A ban on plastic and cap on tourist inflow are some of the measures suggested by the Union government to check deterioration of the Himalayan eco-system.
“The development in the present context has become unsustainable. An integrated approach is, therefore, necessary to protect the environment and achieve required economic development,” the ministry of environment and forest said while releasing the guidelines on Tuesday.
Restriction on diversion of agriculture land for commercial purposes in the Indian Himalayan region, spread over 5.37 lakh sq km, has also been suggested.
The guidelines, to be discussed by Prime Minister Manmohan Singh with the chief ministers of the 12 Himalayan states in October, propose curbs on religious and eco-tourism.
“The number of tourists to vulnerable sites should be regulated and limited,” the guidelines say.
Uttrakhand has already shown the way. Since April 2008, only 150 persons a day are allowed to visit the Gangotri glacier. The glacier, according to a study by GB Pant Institute of Himalayan Environment and Development, is receding by 11.8 meters every year.

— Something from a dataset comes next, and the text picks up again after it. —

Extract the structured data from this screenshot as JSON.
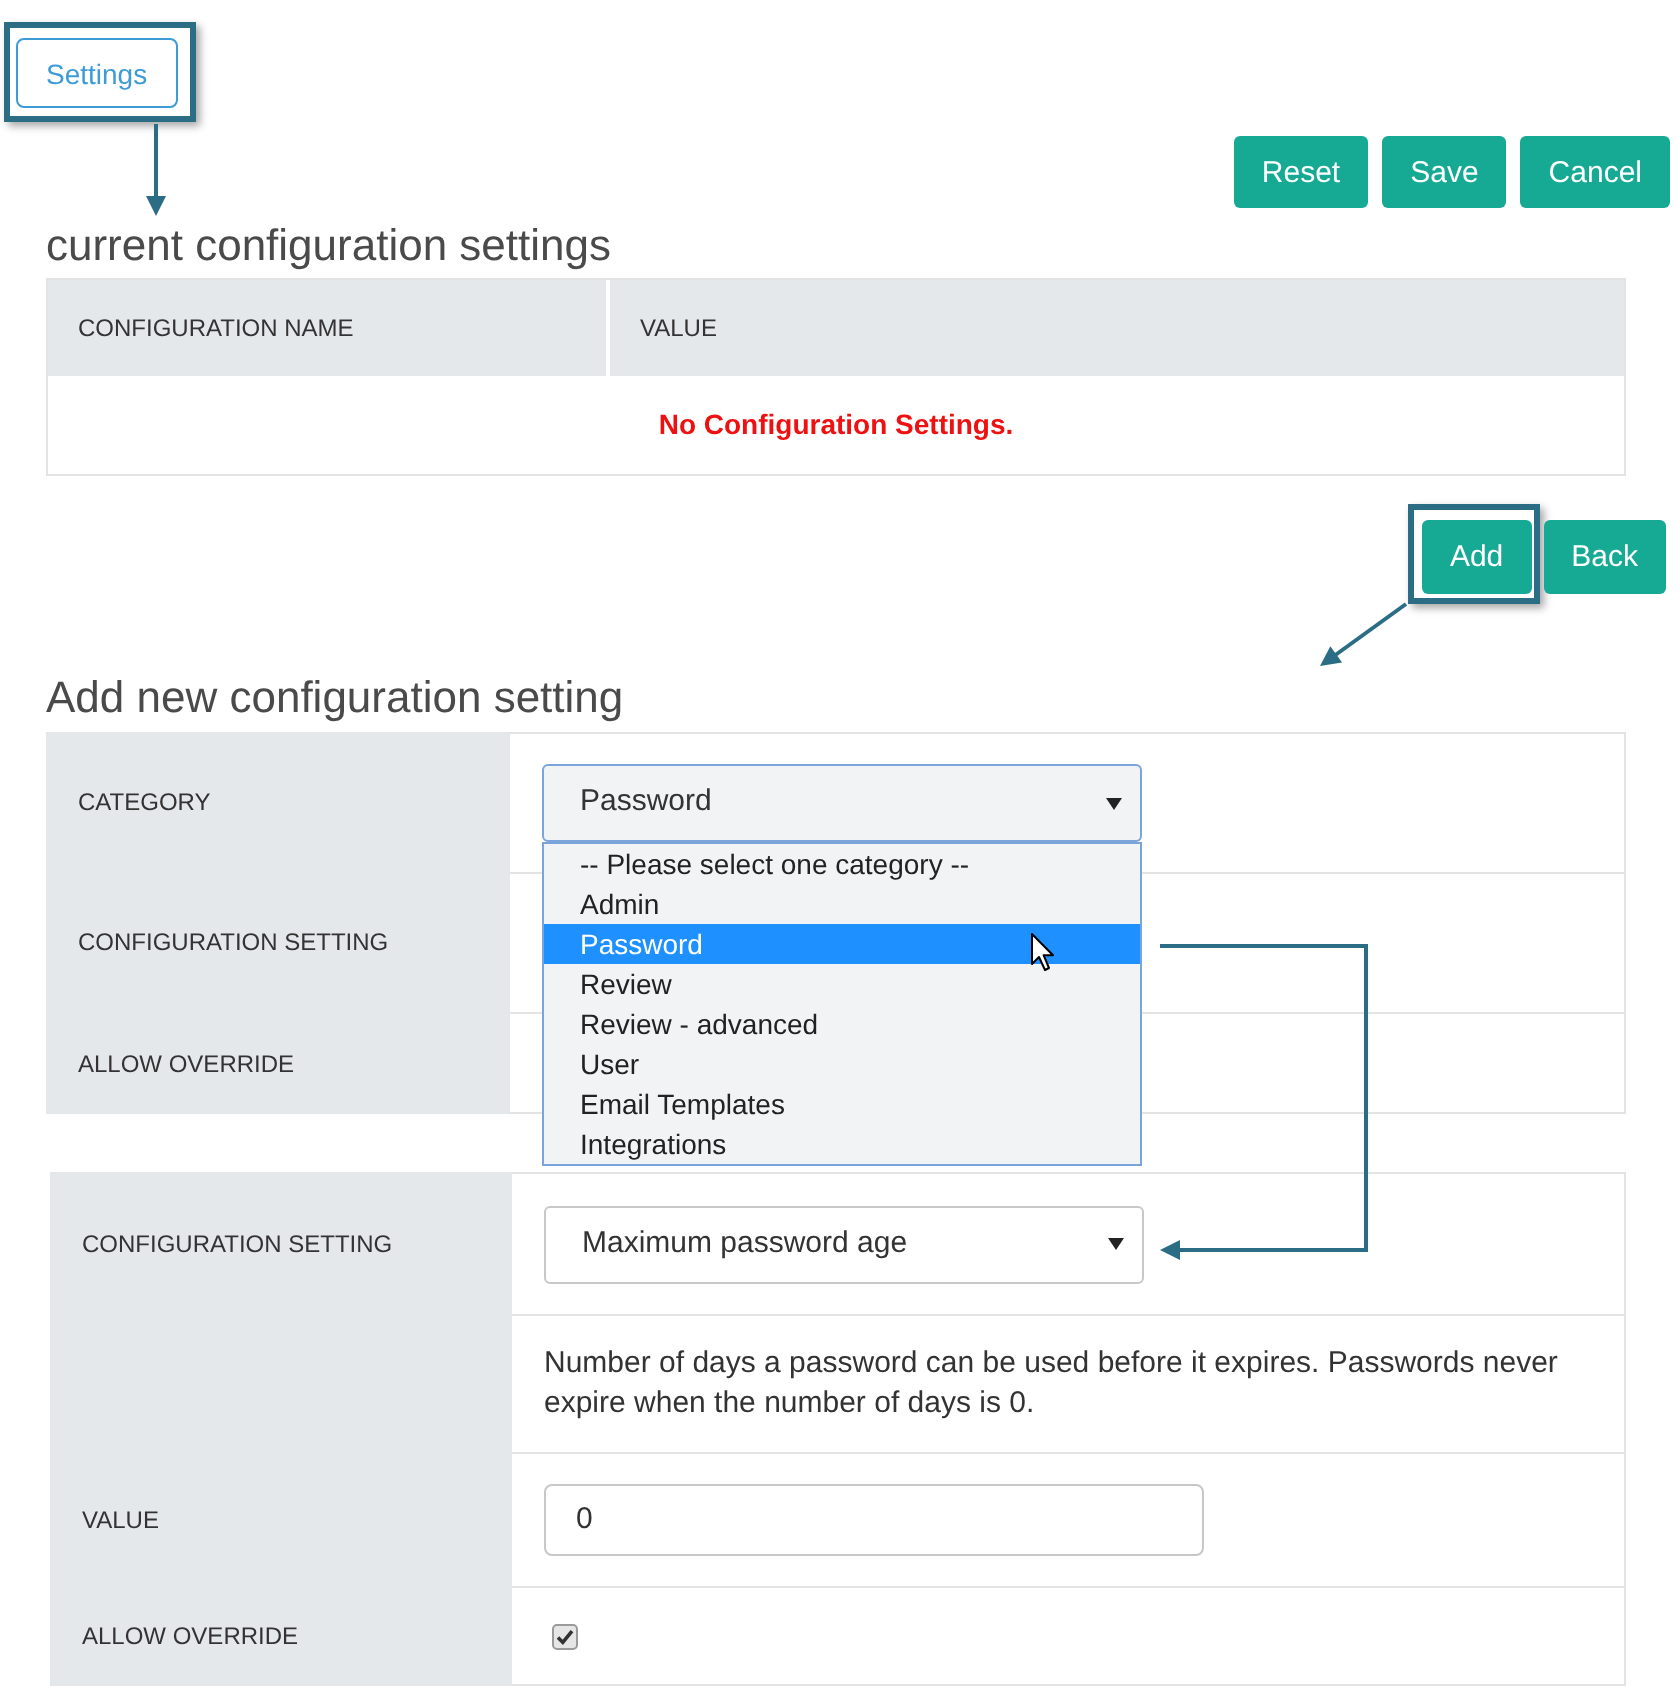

“Apart from climate change, human activity is a major cause for melting of Gangotri glacier,” said L M S Paini, director of the institute.
There are between 9,000 to 12,000 glaciers in the Indian Himalayan region that are among the world’s worst affected glacier ranges because of climate change.
The region supports almost half of the total flowering plants in India, of which about 30 per cent are endemic to the region. Similarly, 300 mammal and 979 bird species have been recorded in the region.
To protect the bio-diversity, the guidelines say instead of five-star approach, homestead approach should be adopted. “There should be economic disincentive for visiting tourist sites,” Environment and Forest Minister Jairam Ramesh said.
The guidelines will be part of the National Mission for Sustaining the Himalayan Ecosystem, one of the eight missions that make up the National Action Plan on Climate Change.